Notwithstanding his brother’s comments about the recovery of personal items after the death, there were no personal belongings returned to the family. But then in 1920 the family received a letter advising them that, per separate post, they were to receive … a Bible, the property of your son, the late No. 1552 Private D. G. Sutton, 15th Battalion, which was discovered amongst the personal effects of the late No. 1214 Private N. Matheson, 15th Battalion. Private Matheson was killed in the same action as Sutton. While it is possible that Sutton had given Matheson his copy of the bible, the more likely scenario is that when others went looking for the personal belongings of both men the various items were mixed up. The bible only came to light because the authorities were not able to locate a next-of-kin for Matheson – he was an immigrant from Scotland – and, again presumably, at some point in the multiple handling of his personal belongings someone finally noticed that the name in the bible was Sutton’s not Matheson’s. This also raises the possibility that other items in Matheson’s kit – ring, wallet, papers, cards, medals – belonged to Sutton. Both this apparent confusion over the personal property of the men, and the far more significant confusion over Sutton’s death, point to the highly problematic quality of the AIF’s organisational capacity at the time. On this point, the letter from William Owen Sutton published in the Gippsland Standard and Alberton Shire Representative on 11 August 1915 also highlights the significant problem that men were having with mail deliveries. The sense of frustration, if not anger, is evident:
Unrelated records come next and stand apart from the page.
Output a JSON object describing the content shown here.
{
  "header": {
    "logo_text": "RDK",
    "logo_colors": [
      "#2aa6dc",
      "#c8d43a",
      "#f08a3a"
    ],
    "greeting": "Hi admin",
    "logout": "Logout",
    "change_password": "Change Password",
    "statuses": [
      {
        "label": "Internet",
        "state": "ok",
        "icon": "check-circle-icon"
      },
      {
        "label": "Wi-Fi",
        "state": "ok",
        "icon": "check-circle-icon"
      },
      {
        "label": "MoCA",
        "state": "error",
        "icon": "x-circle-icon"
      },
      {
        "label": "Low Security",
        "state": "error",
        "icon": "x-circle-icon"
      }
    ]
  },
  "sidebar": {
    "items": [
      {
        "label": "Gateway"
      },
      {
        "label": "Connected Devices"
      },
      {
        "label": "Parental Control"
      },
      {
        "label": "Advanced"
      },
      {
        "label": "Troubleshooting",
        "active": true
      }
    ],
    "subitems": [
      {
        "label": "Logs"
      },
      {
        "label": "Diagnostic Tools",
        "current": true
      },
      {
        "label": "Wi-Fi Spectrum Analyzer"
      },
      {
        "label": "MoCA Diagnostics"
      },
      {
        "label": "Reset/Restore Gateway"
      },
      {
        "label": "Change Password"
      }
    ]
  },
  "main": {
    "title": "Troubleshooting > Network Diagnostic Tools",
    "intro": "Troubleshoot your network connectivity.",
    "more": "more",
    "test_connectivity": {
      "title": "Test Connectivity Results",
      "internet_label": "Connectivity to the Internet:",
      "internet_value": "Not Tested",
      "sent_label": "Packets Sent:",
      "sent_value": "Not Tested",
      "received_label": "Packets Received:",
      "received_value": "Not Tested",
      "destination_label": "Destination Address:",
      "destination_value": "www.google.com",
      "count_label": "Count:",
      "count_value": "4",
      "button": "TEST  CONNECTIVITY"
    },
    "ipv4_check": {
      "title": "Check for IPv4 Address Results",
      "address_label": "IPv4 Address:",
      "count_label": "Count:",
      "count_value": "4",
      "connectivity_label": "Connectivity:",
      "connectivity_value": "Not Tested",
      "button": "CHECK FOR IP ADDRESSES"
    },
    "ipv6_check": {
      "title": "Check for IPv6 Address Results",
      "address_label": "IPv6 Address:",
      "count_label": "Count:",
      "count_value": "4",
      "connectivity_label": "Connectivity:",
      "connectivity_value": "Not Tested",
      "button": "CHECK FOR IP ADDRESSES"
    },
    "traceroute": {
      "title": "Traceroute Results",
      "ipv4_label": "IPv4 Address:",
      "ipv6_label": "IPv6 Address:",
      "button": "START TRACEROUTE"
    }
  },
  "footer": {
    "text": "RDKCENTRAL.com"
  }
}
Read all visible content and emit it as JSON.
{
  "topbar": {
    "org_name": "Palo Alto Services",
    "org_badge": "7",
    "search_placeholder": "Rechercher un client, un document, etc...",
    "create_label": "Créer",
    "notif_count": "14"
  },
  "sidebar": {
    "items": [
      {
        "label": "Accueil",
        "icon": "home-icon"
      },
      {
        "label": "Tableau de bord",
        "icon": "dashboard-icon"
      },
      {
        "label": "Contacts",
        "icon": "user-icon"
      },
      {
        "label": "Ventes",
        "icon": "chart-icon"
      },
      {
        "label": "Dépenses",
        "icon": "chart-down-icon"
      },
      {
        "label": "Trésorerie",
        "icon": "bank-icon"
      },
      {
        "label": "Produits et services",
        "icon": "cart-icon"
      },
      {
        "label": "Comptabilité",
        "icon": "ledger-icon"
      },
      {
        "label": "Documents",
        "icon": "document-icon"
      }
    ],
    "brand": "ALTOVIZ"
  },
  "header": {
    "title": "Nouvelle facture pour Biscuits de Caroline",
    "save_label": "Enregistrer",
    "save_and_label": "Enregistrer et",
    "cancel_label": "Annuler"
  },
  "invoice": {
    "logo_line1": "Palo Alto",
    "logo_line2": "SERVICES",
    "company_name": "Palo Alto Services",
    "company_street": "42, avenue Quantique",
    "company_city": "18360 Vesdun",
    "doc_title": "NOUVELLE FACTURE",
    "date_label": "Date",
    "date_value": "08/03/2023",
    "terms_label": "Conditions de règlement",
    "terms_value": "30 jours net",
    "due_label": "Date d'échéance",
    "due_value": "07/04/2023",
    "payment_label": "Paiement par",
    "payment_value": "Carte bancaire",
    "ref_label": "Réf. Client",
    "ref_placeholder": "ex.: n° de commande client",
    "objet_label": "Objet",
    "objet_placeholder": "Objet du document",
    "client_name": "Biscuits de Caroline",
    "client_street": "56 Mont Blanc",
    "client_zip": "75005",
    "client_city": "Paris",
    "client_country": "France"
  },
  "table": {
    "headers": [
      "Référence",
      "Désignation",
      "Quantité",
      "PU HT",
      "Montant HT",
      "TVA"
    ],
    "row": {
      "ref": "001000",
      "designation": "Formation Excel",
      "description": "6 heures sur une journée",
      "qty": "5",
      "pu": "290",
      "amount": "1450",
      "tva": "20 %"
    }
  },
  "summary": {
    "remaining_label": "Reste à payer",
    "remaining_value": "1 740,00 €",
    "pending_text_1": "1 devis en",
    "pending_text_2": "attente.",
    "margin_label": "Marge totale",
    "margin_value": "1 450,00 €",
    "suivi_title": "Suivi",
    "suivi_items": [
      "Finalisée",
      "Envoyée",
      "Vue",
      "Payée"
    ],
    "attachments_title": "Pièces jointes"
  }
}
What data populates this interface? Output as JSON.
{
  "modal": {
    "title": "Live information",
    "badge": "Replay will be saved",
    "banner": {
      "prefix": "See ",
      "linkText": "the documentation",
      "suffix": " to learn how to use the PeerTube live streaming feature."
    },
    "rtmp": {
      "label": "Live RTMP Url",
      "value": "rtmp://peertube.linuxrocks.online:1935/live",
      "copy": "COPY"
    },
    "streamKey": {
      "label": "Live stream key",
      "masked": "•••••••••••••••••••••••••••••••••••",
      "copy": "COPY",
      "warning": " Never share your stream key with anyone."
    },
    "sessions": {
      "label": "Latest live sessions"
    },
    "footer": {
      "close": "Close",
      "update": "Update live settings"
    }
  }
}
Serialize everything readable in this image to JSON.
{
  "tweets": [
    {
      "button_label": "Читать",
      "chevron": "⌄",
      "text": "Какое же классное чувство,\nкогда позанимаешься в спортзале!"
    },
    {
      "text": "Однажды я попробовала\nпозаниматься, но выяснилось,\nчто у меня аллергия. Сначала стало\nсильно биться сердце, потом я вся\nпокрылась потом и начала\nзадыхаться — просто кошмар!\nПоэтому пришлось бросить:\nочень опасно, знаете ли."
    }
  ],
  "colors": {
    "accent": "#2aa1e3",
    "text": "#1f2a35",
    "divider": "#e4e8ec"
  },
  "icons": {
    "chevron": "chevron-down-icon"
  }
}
You people complain of us not writing, but we were always writing and getting no letters in return in Egypt. I wrote 17 letters home to you people. George would not get his photo taken, as he said nobody would write to him, so I did not get mine taken when he would not have his done.
The editor of the paper added as a footnote:
Mr. Thos. Sutton informs us that letters were written from home every day, and he is at a loss to account for the non-delivery. The authorities appear to be at fault.
Gippsland Standard and Alberton Shire Representative
Bean, CEW 1941, Official History of Australia in the War of 1914-1918, Volume 1 – The Story of ANZAC from the outbreak of war to the end of the first phase of the Gallipoli Campaign, May 4, 1915, 11th Edition.
Chapter VII – May29th -The Turks break into Quinn’s